Channel incision into landscapes underlain by bedrock creates a network of channels bordered by hillslopes. These hillslopes are typically conceived of as being mantled by a conductive, moisture-retaining soil overlying a poorly conductive bedrock. This soil moisture is exploited by plants, creating a dynamic link between atmospheric processes and evapotranspiration. Here I report the results of over thirty years of hydrologic field investigations that shows that weathering of the underlying bedrock increases porosity and conductivity, leading to significant hydrologic dynamics beneath the soil that matters to surface processes, including landsliding, solute chemistry, and moisture availability to plants.

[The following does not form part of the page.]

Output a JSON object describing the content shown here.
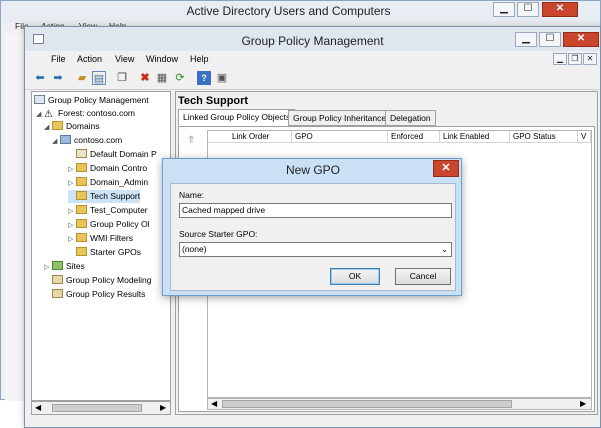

This weathered bedrock is now seen as part of a larger coevolving entity: the critical zone. The critical zone extends from the top of the vegetation canopy through the soil and down to fresh bedrock and the bottom of the groundwater. Four years ago a group of Berkeley faculty, graduate students and post-docs initiated the Eel River Critical Zone Observatory (one of 9 NSF supported observatories) to explore critical zone evolution and processes. A thread through our studies is the discovery of the significance “rock moisture” which we define as exchangeable matrix water and fracture water in weathered bedrock in the unsaturated zone. Rock moisture dynamics controls runoff timing, solute chemistry evolution, vegetation dominance, and at our site is equal to about 30% of the annual rainfall, yet is missing in climate models.
About the Speaker – William E. Dietrich
William E. Dietrich became a professor in the Department of Earth and Planetary Science at UC Berkeley in 1982 after completing his PhD dissertation on river meander mechanics at the University of Washington. He is a geomorphologist who has worked on hillslope and river processes and contributed to some 250 papers. He was elected to National Academy Sciences, and is a Fellow of the American Academy of Arts and Sciences and recipient of honors including the Robert E. Horton Medal of the American Geophysical Union, the Arthur Holmes Union Medal of the European Geosciences Union, and the Martin Meyerson Berkeley Faculty Research Lecture Award.
Host: Nick Bouskill